The world have experienced many challenges and developed to be in the current state. Here are the most important events in the history that shaped our world today.
10 December 7, 1941
The world of 1941 was overwhelmed, or on the edge of being engulfed, in war. The armies of Adolf Hitler had invaded the vast majority of Europe, and the armed forces of Imperial Japan had done the same in Asia as well as the Pacific. America, trying tremendously to uphold its neutrality, experienced safe in the facts that two oceans divided it from the Axis powers.
9 April 4, 1968
The Civil Rights Movement in the United States named an entire generation of Americans. In the resist for equality, the work of Dr. Martin Luther King Jr. remains. Certainly, Dr. King’s untiring efforts in support of the people of color are famous and are a mark of respect to the ability of selfless sacrifice for a dignified cause. While not all and sundry agreed with Dr. King and his non-violent approach, he however thrived in bringing the dilemma of injustice and inequality to the front position of the national consciousness.
8 January 28, 1986
While the program has had a lot of fatal disasters, none was more graphically disastrous than the fate that occurred to the space shuttle Challenger. When the Challenger went underway on the momentous day of January 28, there was not much trumpet blast or coverage of the event. Space shuttle launches had turned out to be ordinary in the minds of both Americans and newscasters alike.
7 October 29, 1929
It is the Economic Depression the nation faced in the late 1920s and 30s. Those years were a result of the stock market crash in 1929. Throughout the period between 1927 and 1929, well-off Americans began spending a lot in the stock market, and realizing very profitable returns.
6 April 18, 1906
While Hollywood has taken full benefit of the movie-going public’s taste for the dramatic, scientists and other feared officials have long been concerned when the next tragedy will wallop. In this light, the upsetting earthquake that hit San Francisco more than 100 years ago, yet it still keeps the inhabitants along the main fault lines on the American West Coast cautious.
5 January 1, 2000
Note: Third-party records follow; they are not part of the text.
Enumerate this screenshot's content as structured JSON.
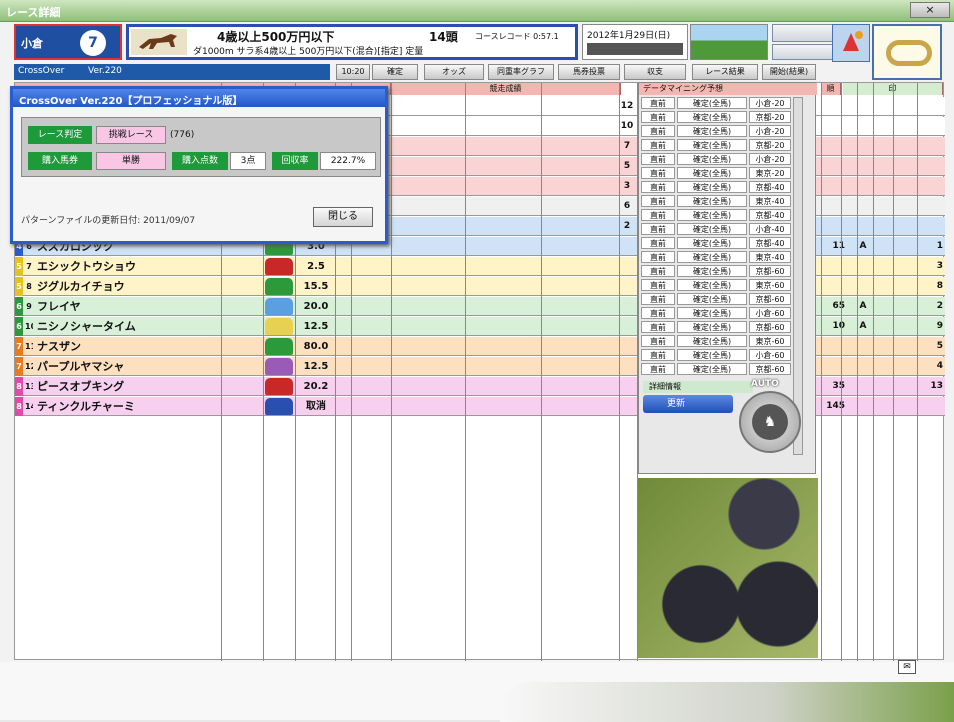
{
  "window": {
    "title": "レース詳細",
    "close_label": "×"
  },
  "race": {
    "venue": "小倉",
    "race_no": "7",
    "condition": "4歳以上500万円以下",
    "detail": "ダ1000m サラ系4歳以上 500万円以下(混合)[指定] 定量",
    "heads": "14頭",
    "record": "コースレコード 0:57.1",
    "date": "2012年1月29日(日)"
  },
  "toolbar": {
    "app_name": "CrossOver",
    "version": "Ver.220",
    "time": "10:20",
    "state": "確定",
    "buttons": [
      "オッズ",
      "同重率グラフ",
      "馬券投票",
      "収支",
      "レース結果",
      "開始(結果)"
    ]
  },
  "columns": {
    "past": "競走成績",
    "dm": "データマイニング予想",
    "rank": "順",
    "mark": "印"
  },
  "rows": [
    {
      "waku": "4",
      "num": "6",
      "name": "スズカロジック",
      "odds": "3.0",
      "rank": "",
      "rt2": "11",
      "mark": "A",
      "rt": "1",
      "bg": "#cfe2f6",
      "silk": "#2c9a3a"
    },
    {
      "waku": "5",
      "num": "7",
      "name": "エシックトウショウ",
      "odds": "2.5",
      "rank": "",
      "rt2": "",
      "mark": "",
      "rt": "3",
      "bg": "#fff3c8",
      "silk": "#c82828"
    },
    {
      "waku": "5",
      "num": "8",
      "name": "ジグルカイチョウ",
      "odds": "15.5",
      "rank": "",
      "rt2": "",
      "mark": "",
      "rt": "8",
      "bg": "#fff3c8",
      "silk": "#2c9a3a"
    },
    {
      "waku": "6",
      "num": "9",
      "name": "フレイヤ",
      "odds": "20.0",
      "rank": "",
      "rt2": "65",
      "mark": "A",
      "rt": "2",
      "bg": "#d8f0d8",
      "silk": "#5aa0e0"
    },
    {
      "waku": "6",
      "num": "10",
      "name": "ニシノシャータイム",
      "odds": "12.5",
      "rank": "",
      "rt2": "10",
      "mark": "A",
      "rt": "9",
      "bg": "#d8f0d8",
      "silk": "#e8d050"
    },
    {
      "waku": "7",
      "num": "11",
      "name": "ナスザン",
      "odds": "80.0",
      "rank": "",
      "rt2": "",
      "mark": "",
      "rt": "5",
      "bg": "#fde0c0",
      "silk": "#2c9a3a"
    },
    {
      "waku": "7",
      "num": "12",
      "name": "パープルヤマシャ",
      "odds": "12.5",
      "rank": "",
      "rt2": "",
      "mark": "",
      "rt": "4",
      "bg": "#fde0c0",
      "silk": "#9a5ab8"
    },
    {
      "waku": "8",
      "num": "13",
      "name": "ピースオブキング",
      "odds": "20.2",
      "rank": "",
      "rt2": "35",
      "mark": "",
      "rt": "13",
      "bg": "#f6d0ee",
      "silk": "#c82828"
    },
    {
      "waku": "8",
      "num": "14",
      "name": "ティンクルチャーミ",
      "odds": "取消",
      "rank": "",
      "rt2": "145",
      "mark": "",
      "rt": "",
      "bg": "#f6d0ee",
      "silk": "#2a4fb0"
    }
  ],
  "top_ranks": [
    "12",
    "10",
    "7",
    "5",
    "3",
    "6",
    "2"
  ],
  "dialog": {
    "title": "CrossOver Ver.220【プロフェッショナル版】",
    "race_judge_label": "レース判定",
    "race_judge_value": "挑戦レース",
    "race_judge_count": "(776)",
    "buy_type_label": "購入馬券",
    "buy_type_value": "単勝",
    "buy_points_label": "購入点数",
    "buy_points_value": "3点",
    "recovery_label": "回収率",
    "recovery_value": "222.7%",
    "pattern_date": "パターンファイルの更新日付: 2011/09/07",
    "close": "閉じる"
  },
  "datamining": {
    "title": "データマイニング予想",
    "rows": [
      {
        "a": "直前",
        "b": "確定(全馬)",
        "c": "小倉-20"
      },
      {
        "a": "直前",
        "b": "確定(全馬)",
        "c": "京都-20"
      },
      {
        "a": "直前",
        "b": "確定(全馬)",
        "c": "小倉-20"
      },
      {
        "a": "直前",
        "b": "確定(全馬)",
        "c": "京都-20"
      },
      {
        "a": "直前",
        "b": "確定(全馬)",
        "c": "小倉-20"
      },
      {
        "a": "直前",
        "b": "確定(全馬)",
        "c": "東京-20"
      },
      {
        "a": "直前",
        "b": "確定(全馬)",
        "c": "京都-40"
      },
      {
        "a": "直前",
        "b": "確定(全馬)",
        "c": "東京-40"
      },
      {
        "a": "直前",
        "b": "確定(全馬)",
        "c": "京都-40"
      },
      {
        "a": "直前",
        "b": "確定(全馬)",
        "c": "小倉-40"
      },
      {
        "a": "直前",
        "b": "確定(全馬)",
        "c": "京都-40"
      },
      {
        "a": "直前",
        "b": "確定(全馬)",
        "c": "東京-40"
      },
      {
        "a": "直前",
        "b": "確定(全馬)",
        "c": "京都-60"
      },
      {
        "a": "直前",
        "b": "確定(全馬)",
        "c": "東京-60"
      },
      {
        "a": "直前",
        "b": "確定(全馬)",
        "c": "京都-60"
      },
      {
        "a": "直前",
        "b": "確定(全馬)",
        "c": "小倉-60"
      },
      {
        "a": "直前",
        "b": "確定(全馬)",
        "c": "京都-60"
      },
      {
        "a": "直前",
        "b": "確定(全馬)",
        "c": "東京-60"
      },
      {
        "a": "直前",
        "b": "確定(全馬)",
        "c": "小倉-60"
      },
      {
        "a": "直前",
        "b": "確定(全馬)",
        "c": "京都-60"
      }
    ],
    "info": "詳細情報",
    "update": "更新",
    "auto": "AUTO"
  }
}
The first day of the 21st century wasn’t guided in with quite the panic that many had pictured. Conspiracy theorist, and to a certain degree, the general public; all were forecasting something to come about when the clock struck 12:01 am. There was widespread anxiety, for example, of the supposed Y2K insect that was supposed to injure computers that were running Microsoft-operating systems. Others were forecasting expecting apocalyptic tragedies, the finishing stages of the world, the revisit of Jesus Christ, and other phenomena.
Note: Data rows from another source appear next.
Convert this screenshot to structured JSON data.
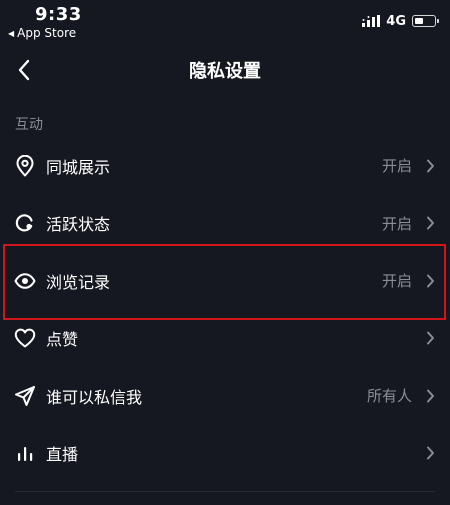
{
  "status_bar": {
    "time": "9:33",
    "back_app": "App Store",
    "network": "4G"
  },
  "nav": {
    "title": "隐私设置"
  },
  "section": {
    "title": "互动"
  },
  "rows": [
    {
      "label": "同城展示",
      "value": "开启",
      "icon": "location-pin-icon"
    },
    {
      "label": "活跃状态",
      "value": "开启",
      "icon": "active-status-icon"
    },
    {
      "label": "浏览记录",
      "value": "开启",
      "icon": "eye-icon"
    },
    {
      "label": "点赞",
      "value": "",
      "icon": "heart-icon"
    },
    {
      "label": "谁可以私信我",
      "value": "所有人",
      "icon": "send-icon"
    },
    {
      "label": "直播",
      "value": "",
      "icon": "live-bars-icon"
    }
  ],
  "colors": {
    "background": "#161821",
    "text": "#ffffff",
    "secondary_text": "#8b8d96",
    "highlight": "#d0161b"
  }
}
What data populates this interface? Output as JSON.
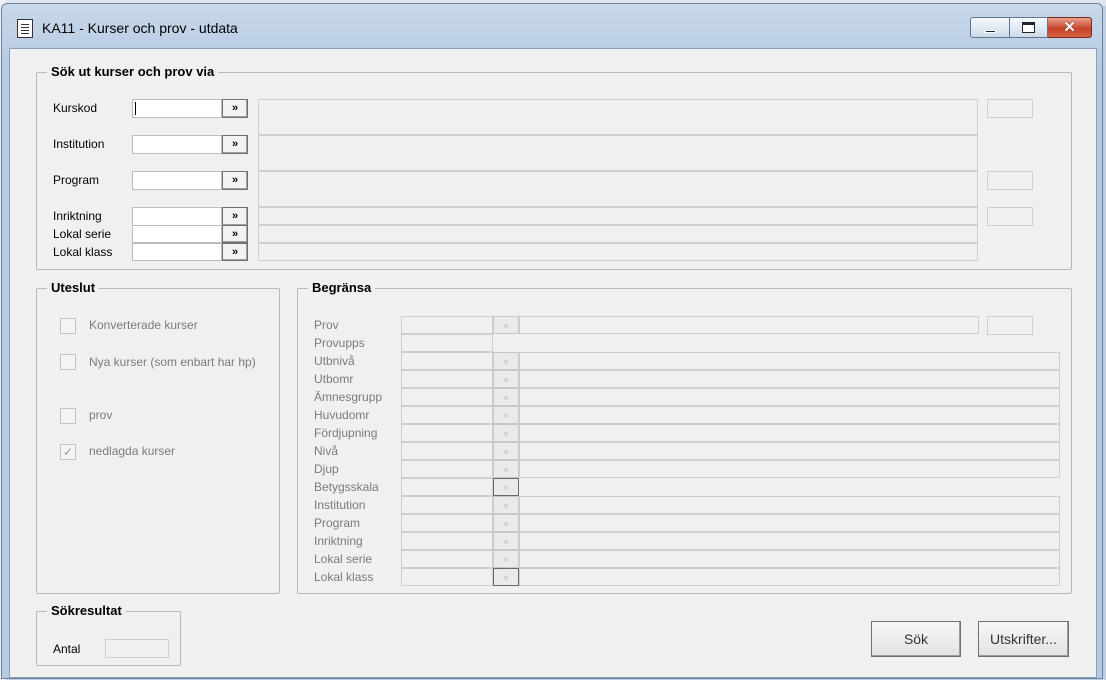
{
  "window": {
    "title": "KA11 - Kurser och prov - utdata"
  },
  "search_via": {
    "title": "Sök ut kurser och prov via",
    "rows": [
      {
        "label": "Kurskod",
        "value": ""
      },
      {
        "label": "Institution",
        "value": ""
      },
      {
        "label": "Program",
        "value": ""
      },
      {
        "label": "Inriktning",
        "value": ""
      },
      {
        "label": "Lokal serie",
        "value": ""
      },
      {
        "label": "Lokal klass",
        "value": ""
      }
    ],
    "lookup_glyph": "»"
  },
  "exclude": {
    "title": "Uteslut",
    "options": [
      {
        "label": "Konverterade kurser",
        "checked": false,
        "mark": ""
      },
      {
        "label": "Nya kurser (som enbart har hp)",
        "checked": false,
        "mark": ""
      },
      {
        "label": "prov",
        "checked": false,
        "mark": ""
      },
      {
        "label": "nedlagda kurser",
        "checked": true,
        "mark": "✓"
      }
    ]
  },
  "limit": {
    "title": "Begränsa",
    "rows": [
      {
        "label": "Prov"
      },
      {
        "label": "Provupps"
      },
      {
        "label": "Utbnivå"
      },
      {
        "label": "Utbomr"
      },
      {
        "label": "Ämnesgrupp"
      },
      {
        "label": "Huvudomr"
      },
      {
        "label": "Fördjupning"
      },
      {
        "label": "Nivå"
      },
      {
        "label": "Djup"
      },
      {
        "label": "Betygsskala"
      },
      {
        "label": "Institution"
      },
      {
        "label": "Program"
      },
      {
        "label": "Inriktning"
      },
      {
        "label": "Lokal serie"
      },
      {
        "label": "Lokal klass"
      }
    ],
    "lookup_glyph": "»"
  },
  "result": {
    "title": "Sökresultat",
    "count_label": "Antal",
    "count_value": ""
  },
  "buttons": {
    "search": "Sök",
    "prints": "Utskrifter..."
  }
}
4 23–24 August 1572
The St. Bartholomew’s Day massacre took place in 1572 was an aimed group of assassinations, pursued by a wave of Catholic mob aggression, both directed against the Huguenots during the French Wars of Religion. Usually believed to have been prompted by Catherine de’ Medici, the mother of King Charles IX, the massacre happened five days after the marriage of the king’s sister Margaret to the Protestant Henry III of Navarre.
3 July 4, 1054
This 2005 NASA’s Hubble Space Telescope picture of Crab Nebula illustrates the remains of star’s supernova explosion. July 4th was an important day long before America began celebrating it. It also spots the first time on record that a novel object came into view in the constellation Taurus, it is an object so brilliant it could be seen in the daytime sky.
The Acts of Union were deemed to be two Acts of Parliament: the Union with Scotland Act 1706 passed by the Parliament of England, as well as the Union with England Act passed in 1707 by the Parliament of Scotland. They carried put the terms of the Treaty of Union that had been concluded on 22 July 1706, after negotiation between commissioners on behalf of the parliaments of the two countries. The Acts united the Kingdom of England as well as the Kingdom of Scotland into a sole; United Kingdom called “Great Britain“.
The Welfare State includes costs by the government of the United Kingdom meant to perk up health, education, and social security. The British system has been categorized as a liberal welfare state system.